=== WHAT TO PRODUCE ===
Among the lines below, list those containing the string "this".

[Items from an interface collection]

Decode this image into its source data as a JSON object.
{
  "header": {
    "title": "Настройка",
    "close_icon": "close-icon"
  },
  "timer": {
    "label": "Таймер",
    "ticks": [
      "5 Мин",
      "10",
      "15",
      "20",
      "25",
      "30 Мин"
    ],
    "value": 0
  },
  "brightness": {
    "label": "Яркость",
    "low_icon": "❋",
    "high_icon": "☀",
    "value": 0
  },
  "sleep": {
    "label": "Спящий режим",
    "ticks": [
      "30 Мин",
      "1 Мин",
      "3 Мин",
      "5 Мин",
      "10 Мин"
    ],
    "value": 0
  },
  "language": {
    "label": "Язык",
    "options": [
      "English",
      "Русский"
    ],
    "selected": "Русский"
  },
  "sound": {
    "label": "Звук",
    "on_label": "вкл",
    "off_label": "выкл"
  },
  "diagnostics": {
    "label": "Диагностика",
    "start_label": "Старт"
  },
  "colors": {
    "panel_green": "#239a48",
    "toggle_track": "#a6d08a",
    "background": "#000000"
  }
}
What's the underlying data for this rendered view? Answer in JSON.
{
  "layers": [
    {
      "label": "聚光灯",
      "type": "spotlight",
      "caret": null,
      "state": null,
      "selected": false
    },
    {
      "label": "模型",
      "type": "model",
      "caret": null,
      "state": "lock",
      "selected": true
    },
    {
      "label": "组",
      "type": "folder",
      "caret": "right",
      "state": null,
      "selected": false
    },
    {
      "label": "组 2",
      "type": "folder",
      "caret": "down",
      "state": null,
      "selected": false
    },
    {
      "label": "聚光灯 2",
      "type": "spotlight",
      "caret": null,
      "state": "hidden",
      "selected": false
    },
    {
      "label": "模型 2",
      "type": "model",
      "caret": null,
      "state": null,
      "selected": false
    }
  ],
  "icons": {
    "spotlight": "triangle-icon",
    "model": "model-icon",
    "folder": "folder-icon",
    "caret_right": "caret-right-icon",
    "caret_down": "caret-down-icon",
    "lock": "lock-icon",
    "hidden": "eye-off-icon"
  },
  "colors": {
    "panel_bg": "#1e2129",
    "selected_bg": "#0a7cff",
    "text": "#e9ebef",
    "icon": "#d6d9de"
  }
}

=== THE ANSWER ===
Decode this image into its source data as a JSON object.
What's the underlying data for this rendered view? Answer in JSON.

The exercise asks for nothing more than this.